Your assignment :: Scan the entries below for the string "available" and copy every line where it turns up.

Records for this task ::
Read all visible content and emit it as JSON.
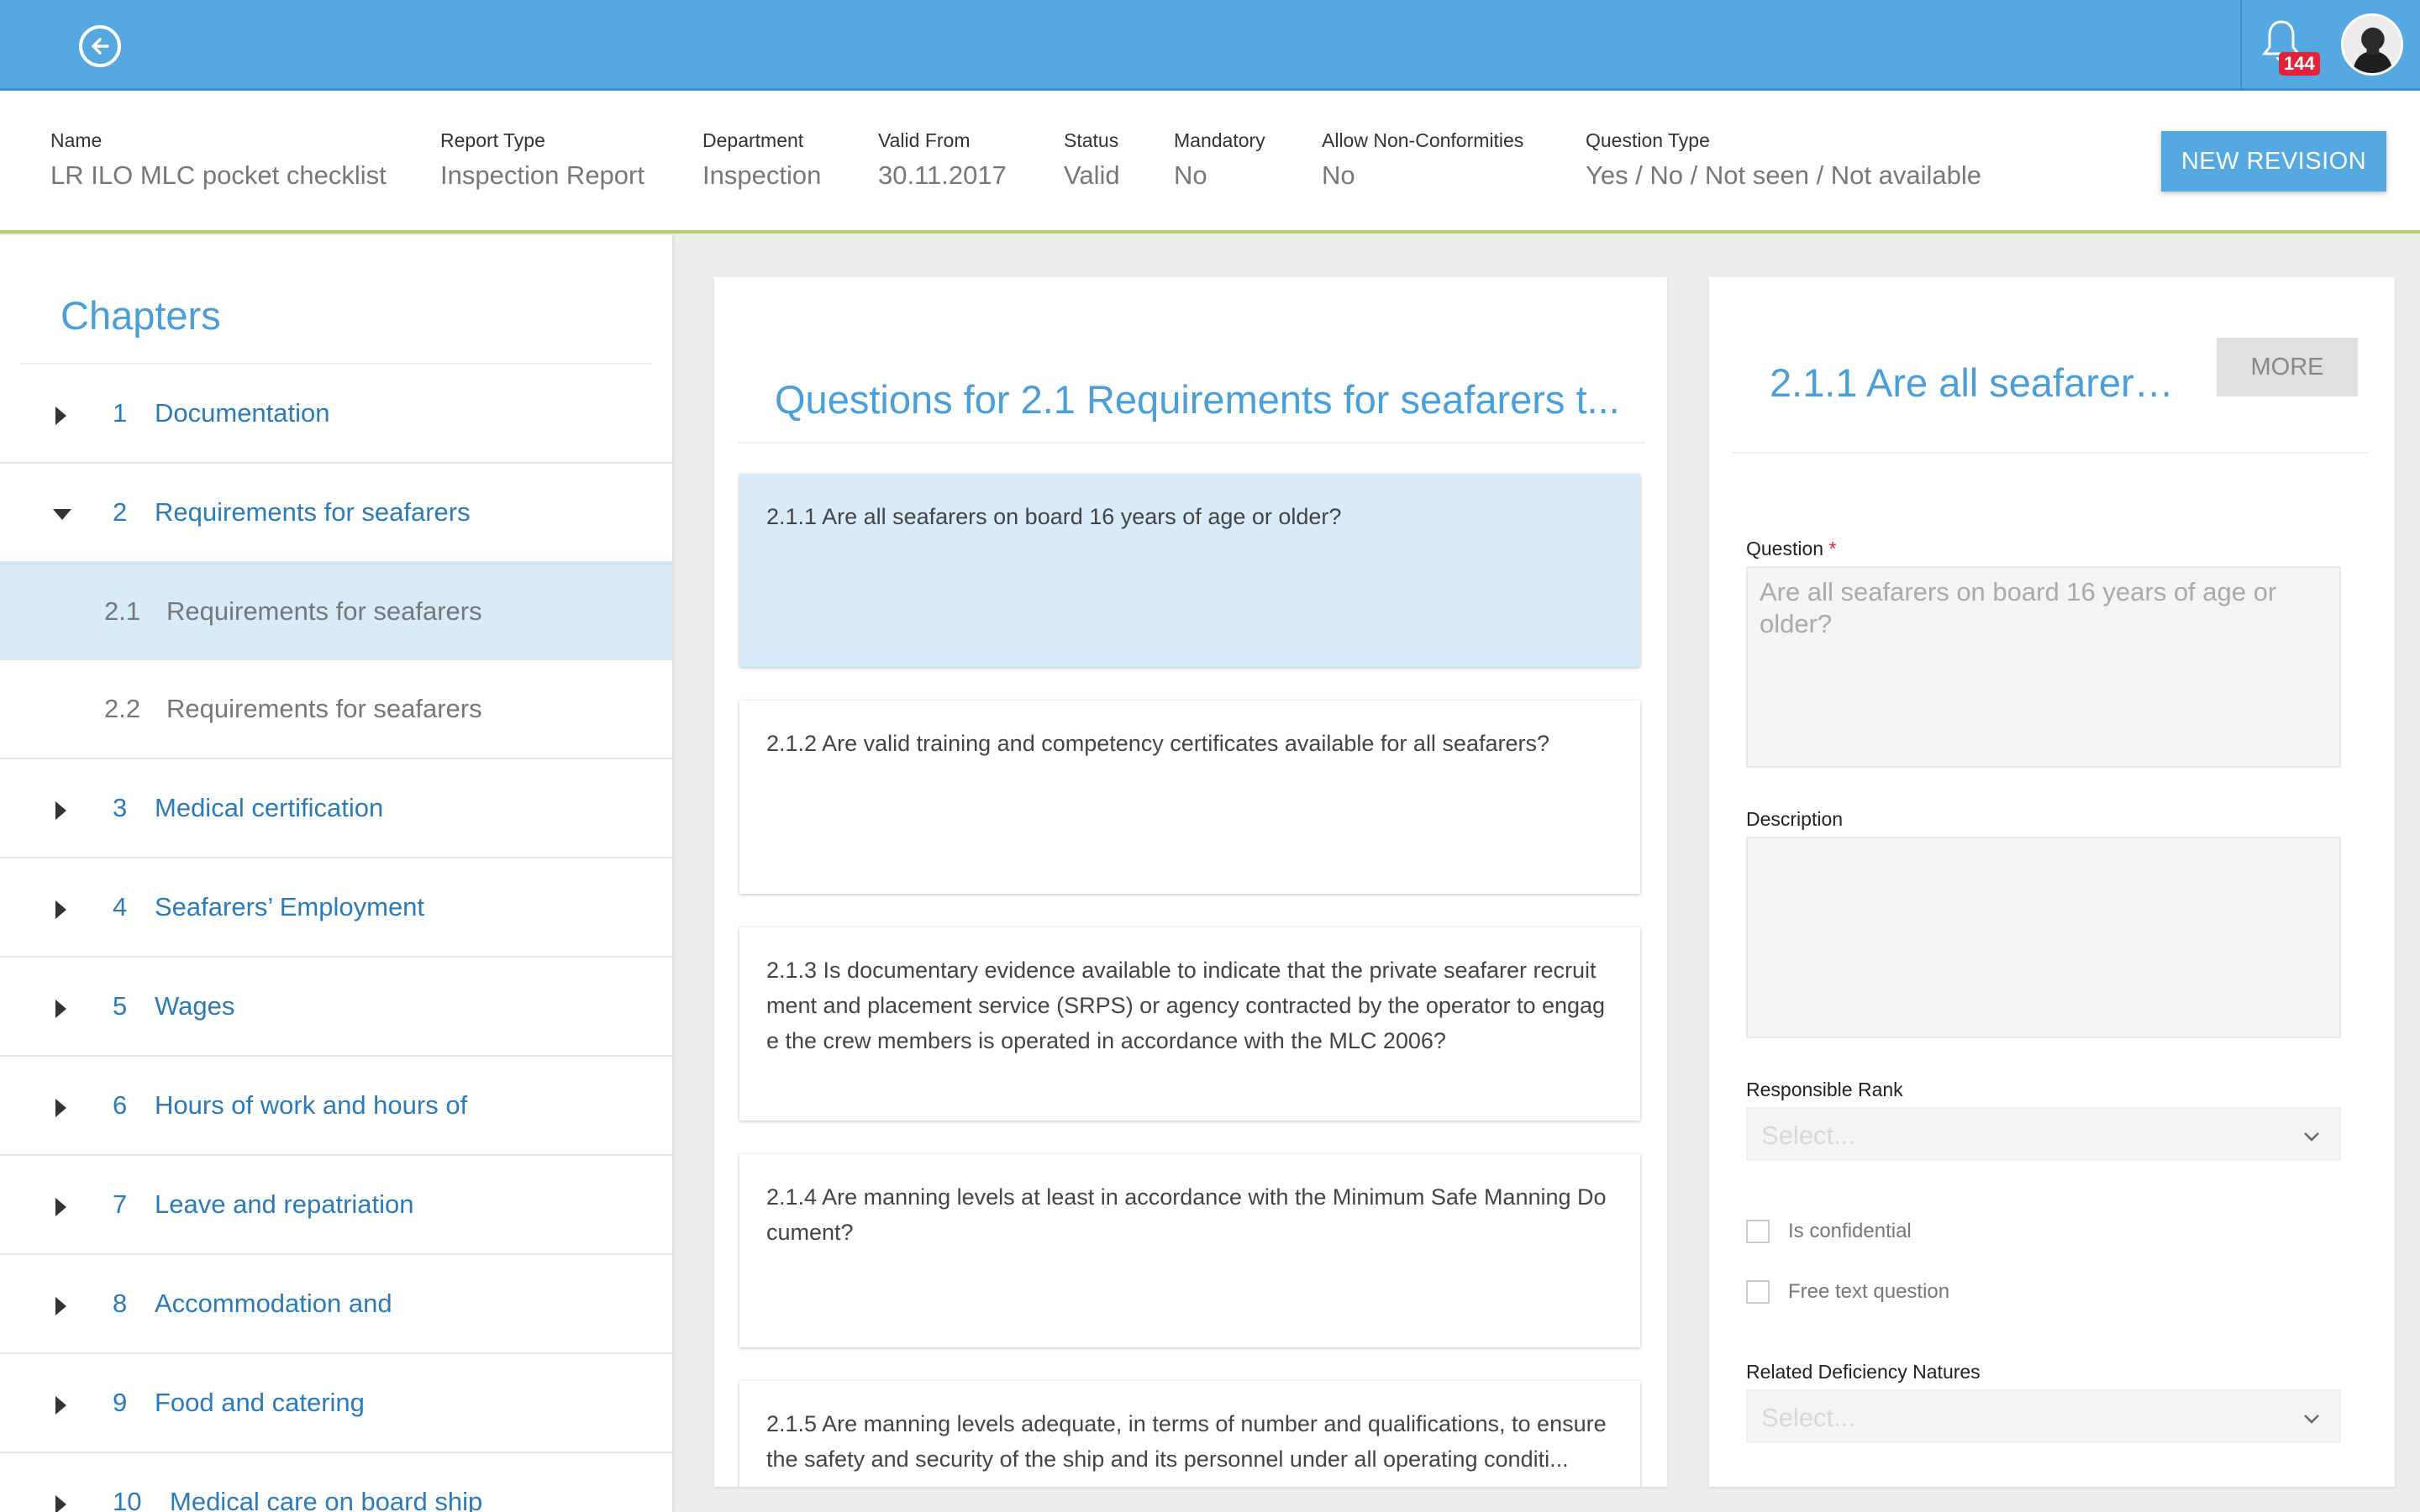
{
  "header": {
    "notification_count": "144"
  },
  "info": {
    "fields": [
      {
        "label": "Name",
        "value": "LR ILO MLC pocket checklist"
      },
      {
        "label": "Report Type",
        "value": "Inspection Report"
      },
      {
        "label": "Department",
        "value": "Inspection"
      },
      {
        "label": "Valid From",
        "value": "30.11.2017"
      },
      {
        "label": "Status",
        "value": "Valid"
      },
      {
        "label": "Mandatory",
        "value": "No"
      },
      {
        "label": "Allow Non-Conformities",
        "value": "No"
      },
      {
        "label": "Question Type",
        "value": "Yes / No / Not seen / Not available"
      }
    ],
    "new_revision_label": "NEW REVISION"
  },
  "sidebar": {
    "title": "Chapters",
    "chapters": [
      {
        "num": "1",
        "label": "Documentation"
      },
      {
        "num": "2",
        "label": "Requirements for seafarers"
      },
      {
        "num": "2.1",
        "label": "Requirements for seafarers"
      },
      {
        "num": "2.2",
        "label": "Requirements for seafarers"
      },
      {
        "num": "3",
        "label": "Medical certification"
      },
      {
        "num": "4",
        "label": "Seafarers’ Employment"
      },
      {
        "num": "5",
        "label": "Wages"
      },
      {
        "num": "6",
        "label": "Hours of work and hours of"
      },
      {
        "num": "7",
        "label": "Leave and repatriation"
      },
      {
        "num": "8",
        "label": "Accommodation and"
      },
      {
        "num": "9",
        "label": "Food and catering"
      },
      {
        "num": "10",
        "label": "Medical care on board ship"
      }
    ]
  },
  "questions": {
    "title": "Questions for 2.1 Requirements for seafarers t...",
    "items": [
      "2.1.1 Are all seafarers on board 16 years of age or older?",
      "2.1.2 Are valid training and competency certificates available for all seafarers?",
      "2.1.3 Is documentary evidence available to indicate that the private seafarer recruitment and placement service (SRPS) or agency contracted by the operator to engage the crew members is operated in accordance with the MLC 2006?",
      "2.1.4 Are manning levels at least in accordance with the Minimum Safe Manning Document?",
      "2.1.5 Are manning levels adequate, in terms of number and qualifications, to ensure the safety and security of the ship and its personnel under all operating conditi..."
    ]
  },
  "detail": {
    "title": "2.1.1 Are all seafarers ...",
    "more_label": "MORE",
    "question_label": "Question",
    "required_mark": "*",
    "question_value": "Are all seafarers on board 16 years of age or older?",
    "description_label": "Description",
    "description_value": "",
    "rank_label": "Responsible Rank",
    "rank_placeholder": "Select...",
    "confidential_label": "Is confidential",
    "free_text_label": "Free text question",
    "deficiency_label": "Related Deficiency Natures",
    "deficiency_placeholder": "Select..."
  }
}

Output for this exercise ::
        "value": "Yes / No / Not seen / Not available"
      "2.1.2 Are valid training and competency certificates available for all seafarers?",
      "2.1.3 Is documentary evidence available to indicate that the private seafarer recruitment and placement service (SRPS) or agency contracted by the operator to engage the crew members is operated in accordance with the MLC 2006?",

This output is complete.